■ PROBLEM REQUIREMENTS:
Establish how many lines in the material include the string "alltid" and report it as a lone number.

■ THE DATA:
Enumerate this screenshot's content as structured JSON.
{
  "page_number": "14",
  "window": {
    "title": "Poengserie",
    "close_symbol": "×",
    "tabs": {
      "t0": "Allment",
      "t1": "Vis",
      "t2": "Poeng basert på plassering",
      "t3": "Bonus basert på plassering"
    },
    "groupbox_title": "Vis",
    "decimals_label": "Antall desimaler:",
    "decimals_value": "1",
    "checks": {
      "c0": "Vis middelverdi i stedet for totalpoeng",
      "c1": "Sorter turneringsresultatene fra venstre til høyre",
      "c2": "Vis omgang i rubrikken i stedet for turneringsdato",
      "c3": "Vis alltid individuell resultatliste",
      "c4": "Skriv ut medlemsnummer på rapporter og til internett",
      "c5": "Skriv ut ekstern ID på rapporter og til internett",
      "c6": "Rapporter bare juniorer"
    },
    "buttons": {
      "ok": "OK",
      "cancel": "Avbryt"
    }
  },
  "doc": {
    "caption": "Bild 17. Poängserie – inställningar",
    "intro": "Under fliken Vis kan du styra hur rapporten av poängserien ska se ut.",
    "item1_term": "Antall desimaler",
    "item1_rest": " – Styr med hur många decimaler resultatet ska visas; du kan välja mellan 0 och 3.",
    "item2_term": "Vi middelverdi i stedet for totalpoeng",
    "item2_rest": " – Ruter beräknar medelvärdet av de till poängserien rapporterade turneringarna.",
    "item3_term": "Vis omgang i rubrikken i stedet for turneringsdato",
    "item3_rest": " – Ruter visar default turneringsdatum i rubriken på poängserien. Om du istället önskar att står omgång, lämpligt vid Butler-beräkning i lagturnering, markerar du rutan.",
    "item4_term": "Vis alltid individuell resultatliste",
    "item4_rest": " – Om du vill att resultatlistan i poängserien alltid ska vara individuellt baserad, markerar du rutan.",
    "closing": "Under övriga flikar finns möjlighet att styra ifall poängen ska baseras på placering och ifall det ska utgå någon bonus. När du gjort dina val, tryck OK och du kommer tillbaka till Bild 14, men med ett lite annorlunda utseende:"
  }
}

■ EXERCISE RESPONSE:
3